RECORDS FOR THE TASK.
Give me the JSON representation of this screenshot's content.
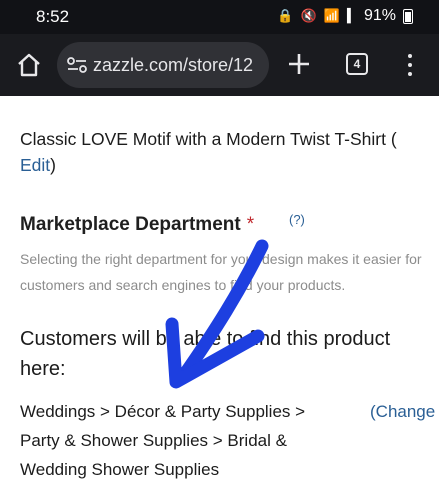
{
  "status_bar": {
    "time": "8:52",
    "battery": "91%"
  },
  "browser": {
    "url": "zazzle.com/store/12",
    "tab_count": "4"
  },
  "page": {
    "product_title": "Classic LOVE Motif with a Modern Twist T-Shirt (",
    "edit_link": "Edit",
    "product_title_close": ")",
    "department_heading": "Marketplace Department",
    "required_marker": "*",
    "help_link": "(?)",
    "department_description": "Selecting the right department for your design makes it easier for customers and search engines to find your products.",
    "customers_text": "Customers will be able to find this product here:",
    "category_path": "Weddings > Décor & Party Supplies > Party & Shower Supplies > Bridal & Wedding Shower Supplies",
    "change_link": "(Change"
  },
  "annotation": {
    "arrow_color": "#1d3fe0"
  },
  "colors": {
    "link": "#2a5f95",
    "required": "#c0282d",
    "browser_bar": "#1a1b1f"
  }
}
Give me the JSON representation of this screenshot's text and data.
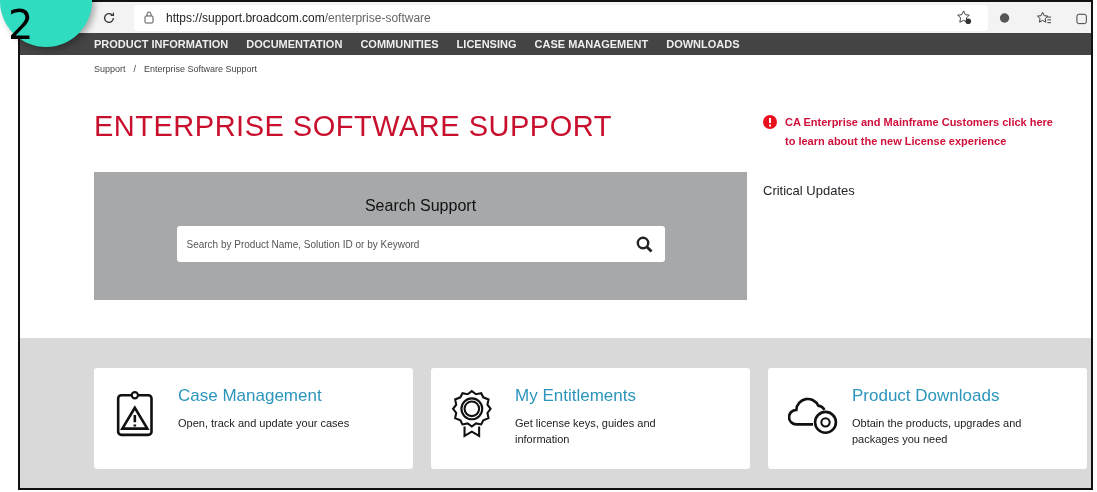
{
  "step_badge": "2",
  "browser": {
    "url_host": "https://support.broadcom.com",
    "url_path": "/enterprise-software"
  },
  "nav": [
    "PRODUCT INFORMATION",
    "DOCUMENTATION",
    "COMMUNITIES",
    "LICENSING",
    "CASE MANAGEMENT",
    "DOWNLOADS"
  ],
  "breadcrumb": [
    "Support",
    "Enterprise Software Support"
  ],
  "breadcrumb_separator": "/",
  "page_title": "ENTERPRISE SOFTWARE SUPPORT",
  "notice": {
    "line1": "CA Enterprise and Mainframe Customers click here",
    "line2": "to learn about the new License experience"
  },
  "search": {
    "heading": "Search Support",
    "placeholder": "Search by Product Name, Solution ID or by Keyword"
  },
  "critical_updates": "Critical Updates",
  "cards": [
    {
      "kind": "case",
      "title": "Case Management",
      "text": "Open, track and update your cases"
    },
    {
      "kind": "entitlement",
      "title": "My Entitlements",
      "text": "Get license keys, guides and information"
    },
    {
      "kind": "download",
      "title": "Product Downloads",
      "text": "Obtain the products, upgrades and packages you need"
    }
  ]
}
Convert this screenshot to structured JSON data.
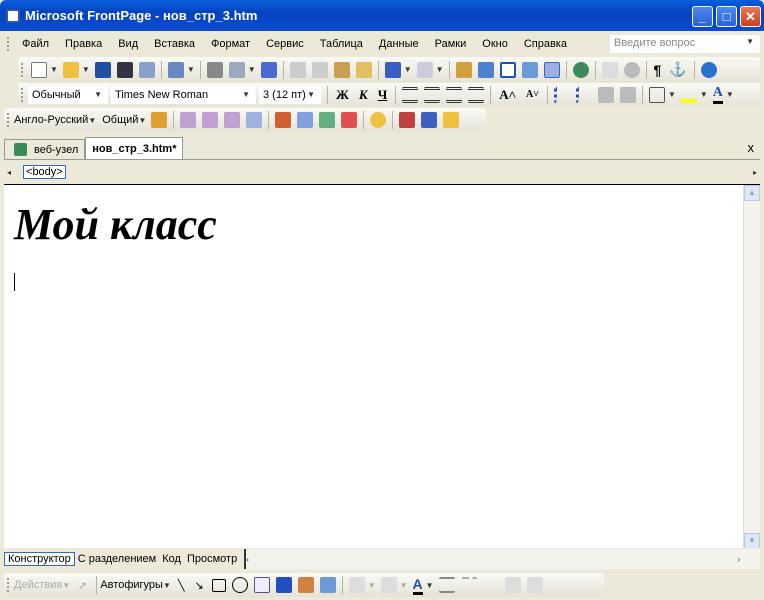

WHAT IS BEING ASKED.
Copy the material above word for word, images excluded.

ANSWER BOX.
Give me the JSON representation of this screenshot's content.
{
  "status_bar": {
    "time": "8:52",
    "battery": "91%"
  },
  "browser": {
    "url": "zazzle.com/store/12",
    "tab_count": "4"
  },
  "page": {
    "product_title": "Classic LOVE Motif with a Modern Twist T-Shirt (",
    "edit_link": "Edit",
    "product_title_close": ")",
    "department_heading": "Marketplace Department",
    "required_marker": "*",
    "help_link": "(?)",
    "department_description": "Selecting the right department for your design makes it easier for customers and search engines to find your products.",
    "customers_text": "Customers will be able to find this product here:",
    "category_path": "Weddings > Décor & Party Supplies > Party & Shower Supplies > Bridal & Wedding Shower Supplies",
    "change_link": "(Change"
  },
  "annotation": {
    "arrow_color": "#1d3fe0"
  },
  "colors": {
    "link": "#2a5f95",
    "required": "#c0282d",
    "browser_bar": "#1a1b1f"
  }
}
Give me the JSON representation of this screenshot's text and data.
{
  "step_badge": "2",
  "browser": {
    "url_host": "https://support.broadcom.com",
    "url_path": "/enterprise-software"
  },
  "nav": [
    "PRODUCT INFORMATION",
    "DOCUMENTATION",
    "COMMUNITIES",
    "LICENSING",
    "CASE MANAGEMENT",
    "DOWNLOADS"
  ],
  "breadcrumb": [
    "Support",
    "Enterprise Software Support"
  ],
  "breadcrumb_separator": "/",
  "page_title": "ENTERPRISE SOFTWARE SUPPORT",
  "notice": {
    "line1": "CA Enterprise and Mainframe Customers click here",
    "line2": "to learn about the new License experience"
  },
  "search": {
    "heading": "Search Support",
    "placeholder": "Search by Product Name, Solution ID or by Keyword"
  },
  "critical_updates": "Critical Updates",
  "cards": [
    {
      "kind": "case",
      "title": "Case Management",
      "text": "Open, track and update your cases"
    },
    {
      "kind": "entitlement",
      "title": "My Entitlements",
      "text": "Get license keys, guides and information"
    },
    {
      "kind": "download",
      "title": "Product Downloads",
      "text": "Obtain the products, upgrades and packages you need"
    }
  ]
}
Convert this screenshot to structured JSON data.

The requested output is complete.